┌─ RECORDS TO USE

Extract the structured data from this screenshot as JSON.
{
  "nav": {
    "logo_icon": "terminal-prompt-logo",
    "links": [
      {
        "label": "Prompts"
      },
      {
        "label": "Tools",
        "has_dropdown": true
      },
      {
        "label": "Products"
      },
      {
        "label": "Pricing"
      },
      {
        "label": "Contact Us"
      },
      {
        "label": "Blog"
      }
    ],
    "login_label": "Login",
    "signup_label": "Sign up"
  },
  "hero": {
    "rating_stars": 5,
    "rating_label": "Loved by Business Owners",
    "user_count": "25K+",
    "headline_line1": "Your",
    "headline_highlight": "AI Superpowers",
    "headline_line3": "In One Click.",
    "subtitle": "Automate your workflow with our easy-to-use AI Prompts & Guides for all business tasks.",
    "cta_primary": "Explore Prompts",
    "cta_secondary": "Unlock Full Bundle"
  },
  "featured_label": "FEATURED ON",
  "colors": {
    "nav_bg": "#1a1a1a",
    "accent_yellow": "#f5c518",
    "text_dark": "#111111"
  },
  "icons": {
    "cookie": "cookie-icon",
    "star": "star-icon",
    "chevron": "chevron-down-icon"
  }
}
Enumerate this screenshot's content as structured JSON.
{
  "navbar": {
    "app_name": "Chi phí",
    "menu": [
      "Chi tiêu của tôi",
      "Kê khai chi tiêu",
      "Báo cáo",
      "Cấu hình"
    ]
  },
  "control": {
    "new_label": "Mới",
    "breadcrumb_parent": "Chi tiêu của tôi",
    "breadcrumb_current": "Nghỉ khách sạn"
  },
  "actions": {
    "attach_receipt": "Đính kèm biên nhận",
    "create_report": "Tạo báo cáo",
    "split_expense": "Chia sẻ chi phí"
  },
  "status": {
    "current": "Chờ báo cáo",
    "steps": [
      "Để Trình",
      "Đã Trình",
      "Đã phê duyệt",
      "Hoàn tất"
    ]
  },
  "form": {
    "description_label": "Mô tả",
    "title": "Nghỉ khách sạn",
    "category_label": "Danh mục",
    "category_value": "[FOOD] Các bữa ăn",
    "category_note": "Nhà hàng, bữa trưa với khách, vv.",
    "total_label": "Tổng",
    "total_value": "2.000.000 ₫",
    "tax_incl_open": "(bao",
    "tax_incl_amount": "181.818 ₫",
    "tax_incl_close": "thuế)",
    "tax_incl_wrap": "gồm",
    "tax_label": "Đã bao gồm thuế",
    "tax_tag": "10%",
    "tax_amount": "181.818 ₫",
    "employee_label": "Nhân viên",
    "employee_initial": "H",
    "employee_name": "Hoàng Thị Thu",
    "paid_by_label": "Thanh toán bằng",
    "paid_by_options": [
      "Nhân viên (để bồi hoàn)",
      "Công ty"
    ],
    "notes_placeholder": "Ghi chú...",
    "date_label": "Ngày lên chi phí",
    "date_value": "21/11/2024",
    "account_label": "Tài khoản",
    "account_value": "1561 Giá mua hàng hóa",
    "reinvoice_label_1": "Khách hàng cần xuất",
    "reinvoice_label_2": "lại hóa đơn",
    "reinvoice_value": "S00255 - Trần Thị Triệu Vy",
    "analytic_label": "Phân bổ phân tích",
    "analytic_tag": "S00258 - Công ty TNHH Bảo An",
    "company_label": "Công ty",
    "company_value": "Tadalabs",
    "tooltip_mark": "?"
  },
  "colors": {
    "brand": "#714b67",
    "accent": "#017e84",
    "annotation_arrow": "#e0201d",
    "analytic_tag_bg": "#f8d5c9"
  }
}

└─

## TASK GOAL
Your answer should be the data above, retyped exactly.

## WRITTEN RESPONSE
Extract the structured data from this screenshot as JSON.
{
  "nav": {
    "logo_icon": "terminal-prompt-logo",
    "links": [
      {
        "label": "Prompts"
      },
      {
        "label": "Tools",
        "has_dropdown": true
      },
      {
        "label": "Products"
      },
      {
        "label": "Pricing"
      },
      {
        "label": "Contact Us"
      },
      {
        "label": "Blog"
      }
    ],
    "login_label": "Login",
    "signup_label": "Sign up"
  },
  "hero": {
    "rating_stars": 5,
    "rating_label": "Loved by Business Owners",
    "user_count": "25K+",
    "headline_line1": "Your",
    "headline_highlight": "AI Superpowers",
    "headline_line3": "In One Click.",
    "subtitle": "Automate your workflow with our easy-to-use AI Prompts & Guides for all business tasks.",
    "cta_primary": "Explore Prompts",
    "cta_secondary": "Unlock Full Bundle"
  },
  "featured_label": "FEATURED ON",
  "colors": {
    "nav_bg": "#1a1a1a",
    "accent_yellow": "#f5c518",
    "text_dark": "#111111"
  },
  "icons": {
    "cookie": "cookie-icon",
    "star": "star-icon",
    "chevron": "chevron-down-icon"
  }
}
Enumerate this screenshot's content as structured JSON.
{
  "navbar": {
    "app_name": "Chi phí",
    "menu": [
      "Chi tiêu của tôi",
      "Kê khai chi tiêu",
      "Báo cáo",
      "Cấu hình"
    ]
  },
  "control": {
    "new_label": "Mới",
    "breadcrumb_parent": "Chi tiêu của tôi",
    "breadcrumb_current": "Nghỉ khách sạn"
  },
  "actions": {
    "attach_receipt": "Đính kèm biên nhận",
    "create_report": "Tạo báo cáo",
    "split_expense": "Chia sẻ chi phí"
  },
  "status": {
    "current": "Chờ báo cáo",
    "steps": [
      "Để Trình",
      "Đã Trình",
      "Đã phê duyệt",
      "Hoàn tất"
    ]
  },
  "form": {
    "description_label": "Mô tả",
    "title": "Nghỉ khách sạn",
    "category_label": "Danh mục",
    "category_value": "[FOOD] Các bữa ăn",
    "category_note": "Nhà hàng, bữa trưa với khách, vv.",
    "total_label": "Tổng",
    "total_value": "2.000.000 ₫",
    "tax_incl_open": "(bao",
    "tax_incl_amount": "181.818 ₫",
    "tax_incl_close": "thuế)",
    "tax_incl_wrap": "gồm",
    "tax_label": "Đã bao gồm thuế",
    "tax_tag": "10%",
    "tax_amount": "181.818 ₫",
    "employee_label": "Nhân viên",
    "employee_initial": "H",
    "employee_name": "Hoàng Thị Thu",
    "paid_by_label": "Thanh toán bằng",
    "paid_by_options": [
      "Nhân viên (để bồi hoàn)",
      "Công ty"
    ],
    "notes_placeholder": "Ghi chú...",
    "date_label": "Ngày lên chi phí",
    "date_value": "21/11/2024",
    "account_label": "Tài khoản",
    "account_value": "1561 Giá mua hàng hóa",
    "reinvoice_label_1": "Khách hàng cần xuất",
    "reinvoice_label_2": "lại hóa đơn",
    "reinvoice_value": "S00255 - Trần Thị Triệu Vy",
    "analytic_label": "Phân bổ phân tích",
    "analytic_tag": "S00258 - Công ty TNHH Bảo An",
    "company_label": "Công ty",
    "company_value": "Tadalabs",
    "tooltip_mark": "?"
  },
  "colors": {
    "brand": "#714b67",
    "accent": "#017e84",
    "annotation_arrow": "#e0201d",
    "analytic_tag_bg": "#f8d5c9"
  }
}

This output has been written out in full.